__Assignment__
Search the data below for the word "arrow" and report how many lines contain it, with no added words.
--- Data ---
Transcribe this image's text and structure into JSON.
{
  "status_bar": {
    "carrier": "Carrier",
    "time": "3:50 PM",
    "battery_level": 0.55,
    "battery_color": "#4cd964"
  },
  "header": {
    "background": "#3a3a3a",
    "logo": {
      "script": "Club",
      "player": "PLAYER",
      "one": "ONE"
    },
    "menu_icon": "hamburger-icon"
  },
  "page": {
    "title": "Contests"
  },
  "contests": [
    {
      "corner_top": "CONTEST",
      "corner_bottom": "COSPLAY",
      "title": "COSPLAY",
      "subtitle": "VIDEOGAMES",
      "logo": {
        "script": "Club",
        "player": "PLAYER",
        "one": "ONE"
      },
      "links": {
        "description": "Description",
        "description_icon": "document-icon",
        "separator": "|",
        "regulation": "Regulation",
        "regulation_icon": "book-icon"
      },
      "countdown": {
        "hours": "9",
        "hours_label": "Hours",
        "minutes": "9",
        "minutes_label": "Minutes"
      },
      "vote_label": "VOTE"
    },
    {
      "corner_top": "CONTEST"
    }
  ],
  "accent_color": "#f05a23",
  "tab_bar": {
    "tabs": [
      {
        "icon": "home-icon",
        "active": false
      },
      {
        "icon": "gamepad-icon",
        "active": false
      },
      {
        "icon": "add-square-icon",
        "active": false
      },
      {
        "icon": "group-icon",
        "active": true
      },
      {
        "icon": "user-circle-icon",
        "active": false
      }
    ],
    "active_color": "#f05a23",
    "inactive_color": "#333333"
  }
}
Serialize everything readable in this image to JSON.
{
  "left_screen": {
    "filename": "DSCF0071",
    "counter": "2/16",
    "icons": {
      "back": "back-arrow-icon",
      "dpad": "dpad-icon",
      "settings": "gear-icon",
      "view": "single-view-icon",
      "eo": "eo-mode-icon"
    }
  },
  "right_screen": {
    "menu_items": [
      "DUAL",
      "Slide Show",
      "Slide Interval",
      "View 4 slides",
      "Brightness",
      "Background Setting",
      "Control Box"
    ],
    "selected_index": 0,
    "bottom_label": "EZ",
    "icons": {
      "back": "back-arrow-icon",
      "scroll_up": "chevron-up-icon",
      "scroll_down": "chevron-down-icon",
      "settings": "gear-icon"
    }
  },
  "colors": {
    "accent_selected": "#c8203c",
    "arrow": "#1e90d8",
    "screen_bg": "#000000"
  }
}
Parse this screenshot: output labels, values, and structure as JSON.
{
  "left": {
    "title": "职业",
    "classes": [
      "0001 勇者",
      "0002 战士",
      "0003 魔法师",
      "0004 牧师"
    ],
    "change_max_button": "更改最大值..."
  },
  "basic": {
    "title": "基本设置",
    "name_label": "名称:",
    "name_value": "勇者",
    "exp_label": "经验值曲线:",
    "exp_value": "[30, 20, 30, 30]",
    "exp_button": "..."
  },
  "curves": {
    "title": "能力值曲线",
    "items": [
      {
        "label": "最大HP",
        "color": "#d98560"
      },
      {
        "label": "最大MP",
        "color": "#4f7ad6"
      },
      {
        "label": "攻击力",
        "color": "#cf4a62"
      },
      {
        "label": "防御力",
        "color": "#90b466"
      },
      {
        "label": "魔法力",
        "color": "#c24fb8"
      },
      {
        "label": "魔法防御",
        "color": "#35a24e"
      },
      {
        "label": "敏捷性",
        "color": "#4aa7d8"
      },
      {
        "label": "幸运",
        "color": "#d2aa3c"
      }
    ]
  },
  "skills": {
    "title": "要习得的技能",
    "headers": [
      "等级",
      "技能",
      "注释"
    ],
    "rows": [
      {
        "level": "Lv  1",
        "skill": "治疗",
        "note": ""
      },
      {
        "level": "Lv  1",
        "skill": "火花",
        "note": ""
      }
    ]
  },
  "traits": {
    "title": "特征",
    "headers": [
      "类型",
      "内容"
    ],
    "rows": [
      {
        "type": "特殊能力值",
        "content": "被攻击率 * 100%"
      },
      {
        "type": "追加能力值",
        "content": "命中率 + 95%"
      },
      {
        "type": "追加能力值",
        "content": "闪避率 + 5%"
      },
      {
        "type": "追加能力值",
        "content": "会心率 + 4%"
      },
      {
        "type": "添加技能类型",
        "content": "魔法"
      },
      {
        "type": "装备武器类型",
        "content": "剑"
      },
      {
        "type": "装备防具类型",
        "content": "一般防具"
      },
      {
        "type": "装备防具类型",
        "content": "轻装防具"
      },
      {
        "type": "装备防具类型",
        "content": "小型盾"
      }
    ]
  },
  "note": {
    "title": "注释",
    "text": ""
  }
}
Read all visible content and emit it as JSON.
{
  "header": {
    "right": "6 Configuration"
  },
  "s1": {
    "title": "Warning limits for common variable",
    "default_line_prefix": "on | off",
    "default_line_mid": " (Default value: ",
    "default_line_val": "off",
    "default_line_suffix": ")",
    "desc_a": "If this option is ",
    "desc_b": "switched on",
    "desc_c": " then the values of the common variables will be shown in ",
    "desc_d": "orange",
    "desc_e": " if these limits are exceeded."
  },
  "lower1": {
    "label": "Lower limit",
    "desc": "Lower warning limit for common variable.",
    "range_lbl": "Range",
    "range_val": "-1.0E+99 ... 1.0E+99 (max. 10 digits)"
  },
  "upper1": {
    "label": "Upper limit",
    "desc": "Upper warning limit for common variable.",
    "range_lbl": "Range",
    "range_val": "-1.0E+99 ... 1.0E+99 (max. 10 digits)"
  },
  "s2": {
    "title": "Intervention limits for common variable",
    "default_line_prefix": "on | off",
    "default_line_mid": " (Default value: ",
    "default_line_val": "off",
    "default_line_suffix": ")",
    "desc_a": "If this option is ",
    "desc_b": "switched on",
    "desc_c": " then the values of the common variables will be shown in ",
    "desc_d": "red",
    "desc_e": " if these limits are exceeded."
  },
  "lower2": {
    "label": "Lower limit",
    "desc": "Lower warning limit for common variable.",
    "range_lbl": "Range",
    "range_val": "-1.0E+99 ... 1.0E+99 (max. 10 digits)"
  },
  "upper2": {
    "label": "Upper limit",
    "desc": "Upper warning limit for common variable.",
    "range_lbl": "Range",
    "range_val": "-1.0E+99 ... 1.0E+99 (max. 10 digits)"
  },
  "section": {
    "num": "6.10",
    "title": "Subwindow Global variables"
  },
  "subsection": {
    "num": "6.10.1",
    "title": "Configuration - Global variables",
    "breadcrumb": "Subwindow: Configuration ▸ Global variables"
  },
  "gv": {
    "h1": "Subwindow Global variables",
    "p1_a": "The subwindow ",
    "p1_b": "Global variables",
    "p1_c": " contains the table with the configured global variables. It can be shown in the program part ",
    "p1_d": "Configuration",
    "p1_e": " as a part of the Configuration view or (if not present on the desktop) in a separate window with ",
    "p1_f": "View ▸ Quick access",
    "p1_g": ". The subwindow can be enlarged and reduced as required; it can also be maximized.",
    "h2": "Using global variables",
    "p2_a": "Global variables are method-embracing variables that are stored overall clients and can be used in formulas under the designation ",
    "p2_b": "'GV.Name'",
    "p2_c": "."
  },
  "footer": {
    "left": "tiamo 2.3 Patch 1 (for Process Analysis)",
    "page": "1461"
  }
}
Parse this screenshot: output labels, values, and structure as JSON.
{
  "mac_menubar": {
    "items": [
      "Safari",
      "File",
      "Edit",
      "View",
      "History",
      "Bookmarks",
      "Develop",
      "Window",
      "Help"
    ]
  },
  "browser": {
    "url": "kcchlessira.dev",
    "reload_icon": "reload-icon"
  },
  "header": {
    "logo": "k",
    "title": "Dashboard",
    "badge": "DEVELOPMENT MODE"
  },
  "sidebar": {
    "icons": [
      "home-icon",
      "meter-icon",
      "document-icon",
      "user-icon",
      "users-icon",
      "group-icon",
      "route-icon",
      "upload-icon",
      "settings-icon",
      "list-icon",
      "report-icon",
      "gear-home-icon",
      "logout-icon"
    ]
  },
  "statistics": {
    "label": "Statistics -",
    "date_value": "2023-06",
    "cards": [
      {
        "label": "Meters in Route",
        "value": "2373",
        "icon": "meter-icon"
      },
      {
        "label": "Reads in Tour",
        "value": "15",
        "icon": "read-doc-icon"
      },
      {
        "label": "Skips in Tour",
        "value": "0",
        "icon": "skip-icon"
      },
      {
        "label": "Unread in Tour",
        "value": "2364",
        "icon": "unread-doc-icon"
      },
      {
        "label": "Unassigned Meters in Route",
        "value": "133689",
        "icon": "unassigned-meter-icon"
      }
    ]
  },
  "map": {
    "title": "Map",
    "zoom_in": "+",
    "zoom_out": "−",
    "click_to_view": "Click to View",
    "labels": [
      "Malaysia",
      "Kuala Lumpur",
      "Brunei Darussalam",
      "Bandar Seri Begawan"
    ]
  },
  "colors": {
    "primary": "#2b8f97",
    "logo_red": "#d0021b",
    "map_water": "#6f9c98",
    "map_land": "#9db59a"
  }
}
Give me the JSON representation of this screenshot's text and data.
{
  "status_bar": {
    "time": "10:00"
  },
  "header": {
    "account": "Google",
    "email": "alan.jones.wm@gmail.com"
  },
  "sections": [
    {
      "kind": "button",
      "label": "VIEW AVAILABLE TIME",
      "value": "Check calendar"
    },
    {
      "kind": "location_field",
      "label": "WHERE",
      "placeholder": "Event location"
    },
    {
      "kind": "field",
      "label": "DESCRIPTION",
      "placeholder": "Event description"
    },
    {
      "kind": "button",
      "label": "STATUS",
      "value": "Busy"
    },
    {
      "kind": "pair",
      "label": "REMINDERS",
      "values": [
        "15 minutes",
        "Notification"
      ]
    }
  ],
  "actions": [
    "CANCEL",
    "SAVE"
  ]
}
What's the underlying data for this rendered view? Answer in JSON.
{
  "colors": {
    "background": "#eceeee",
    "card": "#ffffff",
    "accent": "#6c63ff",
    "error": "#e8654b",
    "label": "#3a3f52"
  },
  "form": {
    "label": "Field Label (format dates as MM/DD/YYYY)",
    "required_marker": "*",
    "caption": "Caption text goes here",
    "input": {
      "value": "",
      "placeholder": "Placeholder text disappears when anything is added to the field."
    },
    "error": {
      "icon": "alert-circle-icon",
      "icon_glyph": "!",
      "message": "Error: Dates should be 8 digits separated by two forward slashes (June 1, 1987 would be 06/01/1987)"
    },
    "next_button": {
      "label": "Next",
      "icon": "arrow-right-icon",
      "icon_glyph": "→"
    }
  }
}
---
__Solution__
4